Problem to work on.
Copy out each line of the material exactly. Pictures do not belong in the copy.
□ □ □ □ □
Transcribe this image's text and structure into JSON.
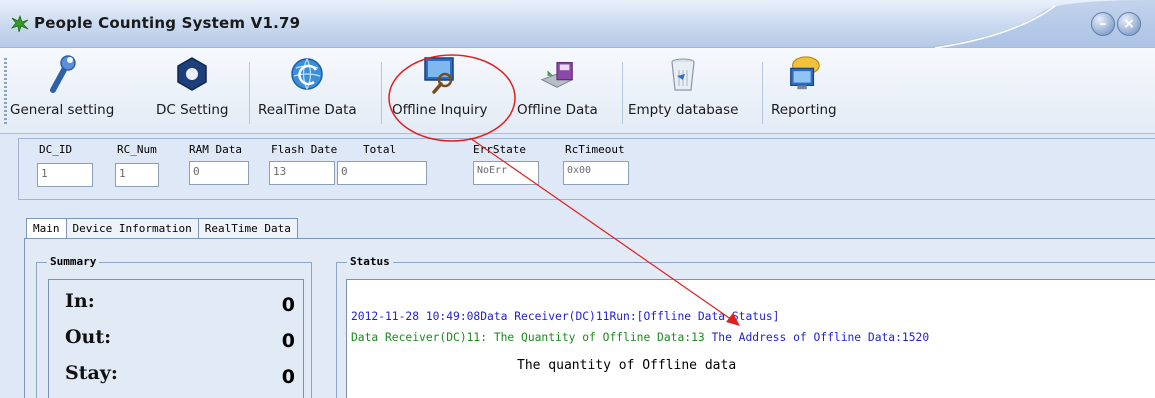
{
  "window": {
    "title": "People Counting System V1.79"
  },
  "toolbar": {
    "buttons": [
      {
        "label": "General setting",
        "icon": "wrench-icon"
      },
      {
        "label": "DC Setting",
        "icon": "nut-icon"
      },
      {
        "label": "RealTime Data",
        "icon": "globe-refresh-icon"
      },
      {
        "label": "Offline Inquiry",
        "icon": "monitor-search-icon"
      },
      {
        "label": "Offline Data",
        "icon": "disk-save-icon"
      },
      {
        "label": "Empty database",
        "icon": "trash-bin-icon"
      },
      {
        "label": "Reporting",
        "icon": "monitor-speech-icon"
      }
    ]
  },
  "fields": [
    {
      "label": "DC_ID",
      "value": "1"
    },
    {
      "label": "RC_Num",
      "value": "1"
    },
    {
      "label": "RAM Data",
      "value": "0"
    },
    {
      "label": "Flash Date",
      "value": "13"
    },
    {
      "label": "Total",
      "value": "0"
    },
    {
      "label": "ErrState",
      "value": "NoErr"
    },
    {
      "label": "RcTimeout",
      "value": "0x00"
    }
  ],
  "tabs": [
    {
      "label": "Main",
      "active": true
    },
    {
      "label": "Device Information",
      "active": false
    },
    {
      "label": "RealTime Data",
      "active": false
    }
  ],
  "summary": {
    "title": "Summary",
    "rows": [
      {
        "label": "In:",
        "value": "0"
      },
      {
        "label": "Out:",
        "value": "0"
      },
      {
        "label": "Stay:",
        "value": "0"
      }
    ]
  },
  "status": {
    "title": "Status",
    "line1": "2012-11-28 10:49:08Data Receiver(DC)11Run:[Offline Data Status]",
    "line2_green": "Data Receiver(DC)11: The Quantity of Offline Data:13",
    "line2_blue": "  The Address of Offline Data:1520",
    "caption": "The quantity of Offline data"
  },
  "colors": {
    "annotation": "#e02020",
    "log_blue": "#1f1fd0",
    "log_green": "#1d8a1d"
  }
}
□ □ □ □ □
Result of this exercise.
Transcribe this image's text and structure into JSON.
{
  "window": {
    "title": "People Counting System V1.79"
  },
  "toolbar": {
    "buttons": [
      {
        "label": "General setting",
        "icon": "wrench-icon"
      },
      {
        "label": "DC Setting",
        "icon": "nut-icon"
      },
      {
        "label": "RealTime Data",
        "icon": "globe-refresh-icon"
      },
      {
        "label": "Offline Inquiry",
        "icon": "monitor-search-icon"
      },
      {
        "label": "Offline Data",
        "icon": "disk-save-icon"
      },
      {
        "label": "Empty database",
        "icon": "trash-bin-icon"
      },
      {
        "label": "Reporting",
        "icon": "monitor-speech-icon"
      }
    ]
  },
  "fields": [
    {
      "label": "DC_ID",
      "value": "1"
    },
    {
      "label": "RC_Num",
      "value": "1"
    },
    {
      "label": "RAM Data",
      "value": "0"
    },
    {
      "label": "Flash Date",
      "value": "13"
    },
    {
      "label": "Total",
      "value": "0"
    },
    {
      "label": "ErrState",
      "value": "NoErr"
    },
    {
      "label": "RcTimeout",
      "value": "0x00"
    }
  ],
  "tabs": [
    {
      "label": "Main",
      "active": true
    },
    {
      "label": "Device Information",
      "active": false
    },
    {
      "label": "RealTime Data",
      "active": false
    }
  ],
  "summary": {
    "title": "Summary",
    "rows": [
      {
        "label": "In:",
        "value": "0"
      },
      {
        "label": "Out:",
        "value": "0"
      },
      {
        "label": "Stay:",
        "value": "0"
      }
    ]
  },
  "status": {
    "title": "Status",
    "line1": "2012-11-28 10:49:08Data Receiver(DC)11Run:[Offline Data Status]",
    "line2_green": "Data Receiver(DC)11: The Quantity of Offline Data:13",
    "line2_blue": "  The Address of Offline Data:1520",
    "caption": "The quantity of Offline data"
  },
  "colors": {
    "annotation": "#e02020",
    "log_blue": "#1f1fd0",
    "log_green": "#1d8a1d"
  }
}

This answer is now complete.